I have actually heard owners and managers state that they did not want to invest in training an employee because they were concerned that this person would leave and take those new skills to work for the competition.   

Trust me, it is much worse to keep someone who is untrained than it is to risk losing someone whom you developed. Besides, when employees recognize that you are invested in their growth, they are more likely to stay. You do have an obligation to pay them what they are worth, of course. And their new skill sets will benefit your business in ways that will justify that expense.

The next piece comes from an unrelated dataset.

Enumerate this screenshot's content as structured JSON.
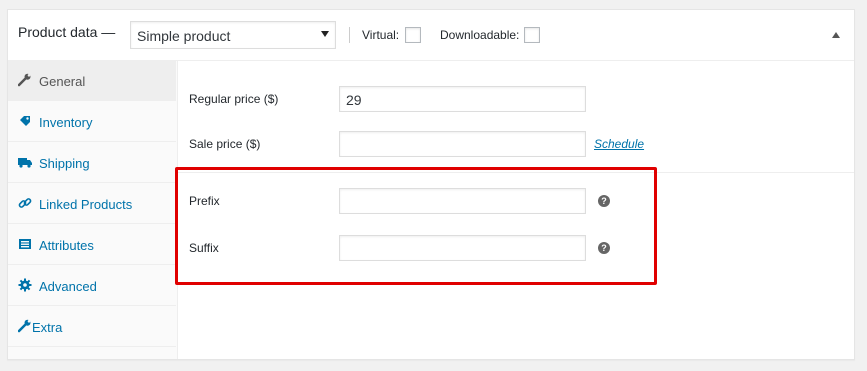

Loyalty is a two-way street. If you want employees to be loyal to you and your business, you must also display loyalty to them. Show them what you are willing to do for them. Take genuine interest in their growth. Help them achieve their goals. As their success grows, so does the success of your business. There is an old saying that when you make customers feel special, they become special customers. The same can be said of your employees. Let them know how special they are to you by investing in them and they will become special to your business.

One last piece of servant leadership that I want to share with you is to be vulnerable. Newsflash — you’re not perfect! No one is! You will make mistakes. Are you willing to own up to them when you do? I see way too many people make excuses or blame others for their own mistakes. They seem to think that admitting to mistakes is a sign of weakness. I will tell you that it’s a sign of strength.

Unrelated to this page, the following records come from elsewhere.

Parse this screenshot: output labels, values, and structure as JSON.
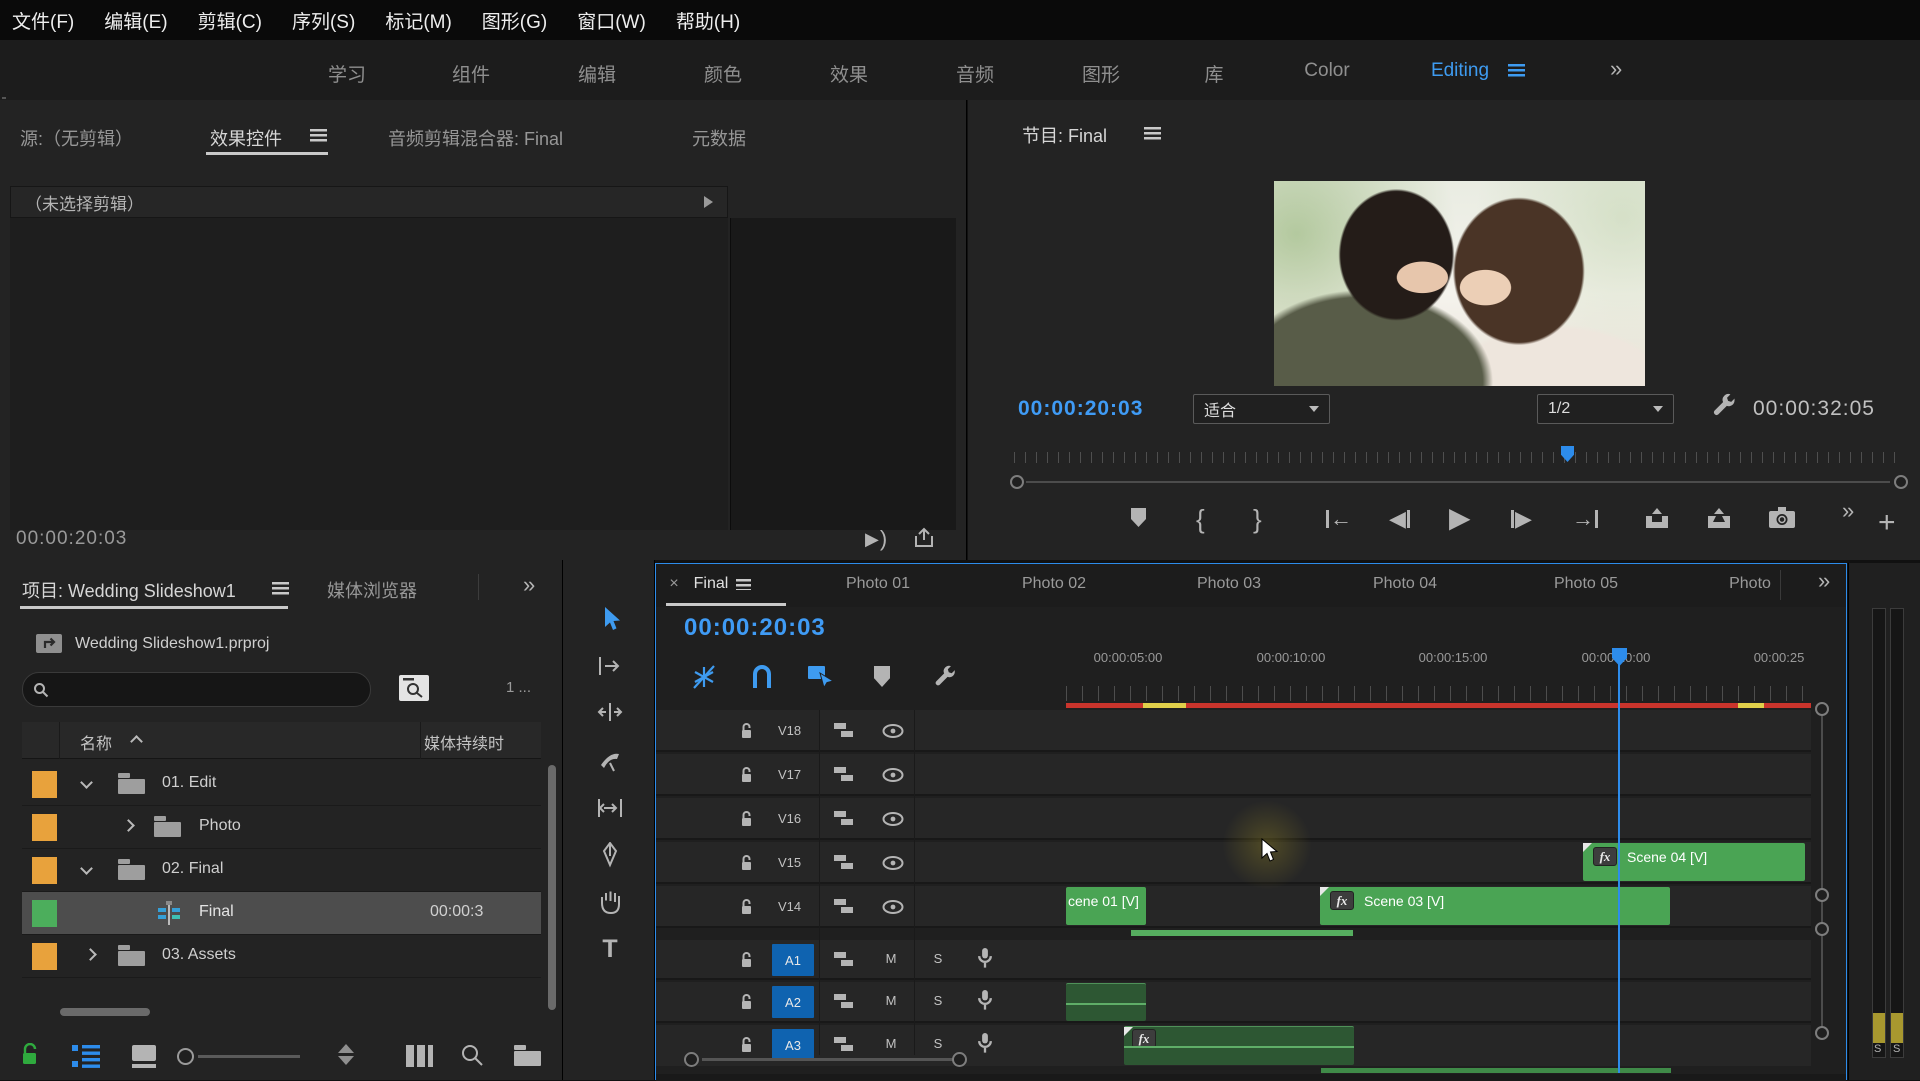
{
  "menu": {
    "items": [
      "文件(F)",
      "编辑(E)",
      "剪辑(C)",
      "序列(S)",
      "标记(M)",
      "图形(G)",
      "窗口(W)",
      "帮助(H)"
    ]
  },
  "workspace": {
    "tabs": [
      "学习",
      "组件",
      "编辑",
      "颜色",
      "效果",
      "音频",
      "图形",
      "库",
      "Color",
      "Editing"
    ],
    "active_tab": "Editing"
  },
  "icons": {
    "overflow": "»",
    "close": "×",
    "play": "▶",
    "step_back": "◀",
    "step_forward": "▶",
    "mark_in": "{",
    "mark_out": "}",
    "arrow_left": "←",
    "arrow_right": "→",
    "play_around_play": "▶",
    "play_around_arc": ")"
  },
  "source_panel": {
    "tab_source": "源:（无剪辑）",
    "tab_effect_controls": "效果控件",
    "tab_audio_mixer": "音频剪辑混合器: Final",
    "tab_metadata": "元数据",
    "no_clip_message": "（未选择剪辑）",
    "timecode": "00:00:20:03"
  },
  "program_panel": {
    "tab": "节目: Final",
    "timecode": "00:00:20:03",
    "zoom_level": "适合",
    "playback_resolution": "1/2",
    "duration": "00:00:32:05"
  },
  "project_panel": {
    "tab_project": "项目: Wedding Slideshow1",
    "tab_media_browser": "媒体浏览器",
    "filename": "Wedding Slideshow1.prproj",
    "item_count": "1 ...",
    "col_name": "名称",
    "col_media_duration": "媒体持续时",
    "rows": [
      {
        "name": "01. Edit"
      },
      {
        "name": "Photo"
      },
      {
        "name": "02. Final"
      },
      {
        "name": "Final",
        "duration": "00:00:3"
      },
      {
        "name": "03. Assets"
      }
    ]
  },
  "timeline": {
    "active_tab": "Final",
    "tabs": [
      "Photo 01",
      "Photo 02",
      "Photo 03",
      "Photo 04",
      "Photo 05",
      "Photo"
    ],
    "timecode": "00:00:20:03",
    "ruler_labels": [
      "00:00:05:00",
      "00:00:10:00",
      "00:00:15:00",
      "00:00:20:00",
      "00:00:25"
    ],
    "video_tracks": [
      "V18",
      "V17",
      "V16",
      "V15",
      "V14"
    ],
    "audio_tracks": [
      "A1",
      "A2",
      "A3"
    ],
    "mute_label": "M",
    "solo_label": "S",
    "clip_scene01": "cene 01 [V]",
    "clip_scene03": "Scene 03 [V]",
    "clip_scene04": "Scene 04 [V]",
    "fx_badge": "fx"
  },
  "audio_meters": {
    "solo_left": "S",
    "solo_right": "S"
  },
  "colors": {
    "accent": "#2d8ceb",
    "timecode_blue": "#3f9bf5",
    "clip_green": "#4aa454",
    "audio_clip_green": "#2d5733",
    "bin_orange": "#e8a23c",
    "sequence_green": "#4cae5c",
    "render_red": "#c9342c",
    "render_yellow": "#e0cf4a"
  }
}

Do not be afraid to tell an employee “sorry” if you make a mistake that affects them or your entire team. These things are going to happen. When you demonstrate that you accept your mistakes, others will do the same. If you have a shop full of people pointing fingers at each other when problems occur, you need to look in the mirror as that behavior likely starts with you.

Being vulnerable also involves admitting that you do not know everything. I am a firm believer that there are great ideas that reside within every business. These ideas often exist inside the minds of employees, but are never called out. Do not be afraid to ask questions of your employees. If you do not know the best way to approach a situation or process, ask your people. Not only are they likely to have some great answers, but they will feel empowered. They will start to provide ideas more freely. This empowerment also makes them feel more engaged in the business, making them less likely to leave.

Becoming a servant leader does not happen overnight. It requires work. That work starts by understanding what your gaps are. Where can you improve? 

Start by looking in the mirror. Be honest with yourself and recognize where you need to adjust. Commit to making the changes in your leadership style that will rally your employees around you — as opposed to fearing you, avoiding you or simply ignoring you. 

Work on it every day, making little adjustments as needed.

 Before you know it, you will be recognized as the servant leader that people want to work with and for. And that will drive your business to new heights.   

About the Author

Jeff Morgan

Tire industry veteran Jeff Morgan is the executive director of TEN (Training and Education Network.) He can be reached at [email protected] or (651) 846-9871. For more, see